DATA TO PROCESS:
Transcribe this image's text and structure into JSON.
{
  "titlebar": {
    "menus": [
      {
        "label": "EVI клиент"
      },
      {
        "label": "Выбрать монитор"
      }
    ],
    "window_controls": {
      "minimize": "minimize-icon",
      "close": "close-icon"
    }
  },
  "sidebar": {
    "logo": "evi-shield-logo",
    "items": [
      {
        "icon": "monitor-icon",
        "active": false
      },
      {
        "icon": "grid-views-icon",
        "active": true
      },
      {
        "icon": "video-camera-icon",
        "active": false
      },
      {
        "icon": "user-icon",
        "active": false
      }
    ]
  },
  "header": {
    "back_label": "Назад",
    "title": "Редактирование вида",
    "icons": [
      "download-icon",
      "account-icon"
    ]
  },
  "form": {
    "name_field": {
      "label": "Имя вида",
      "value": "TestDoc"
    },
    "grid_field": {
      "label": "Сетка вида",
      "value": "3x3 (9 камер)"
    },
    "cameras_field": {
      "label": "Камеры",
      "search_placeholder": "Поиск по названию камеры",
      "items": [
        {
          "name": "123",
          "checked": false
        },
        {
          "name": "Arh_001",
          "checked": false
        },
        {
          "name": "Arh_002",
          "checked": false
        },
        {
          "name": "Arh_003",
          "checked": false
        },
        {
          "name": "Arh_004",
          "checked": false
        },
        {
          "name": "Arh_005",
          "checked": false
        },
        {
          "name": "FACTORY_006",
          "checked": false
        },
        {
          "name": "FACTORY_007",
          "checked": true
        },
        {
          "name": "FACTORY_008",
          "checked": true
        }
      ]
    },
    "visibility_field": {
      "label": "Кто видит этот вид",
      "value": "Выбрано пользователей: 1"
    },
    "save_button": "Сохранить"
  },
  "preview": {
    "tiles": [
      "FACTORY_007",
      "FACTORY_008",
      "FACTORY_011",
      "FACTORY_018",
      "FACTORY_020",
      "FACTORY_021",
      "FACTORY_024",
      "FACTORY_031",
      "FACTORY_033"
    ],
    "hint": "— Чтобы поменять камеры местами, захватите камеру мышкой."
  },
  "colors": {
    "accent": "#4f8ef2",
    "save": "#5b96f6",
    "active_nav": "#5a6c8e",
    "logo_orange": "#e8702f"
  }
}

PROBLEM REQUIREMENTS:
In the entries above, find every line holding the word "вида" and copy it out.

RESPONSE:
    "title": "Редактирование вида",
      "label": "Имя вида",
      "label": "Сетка вида",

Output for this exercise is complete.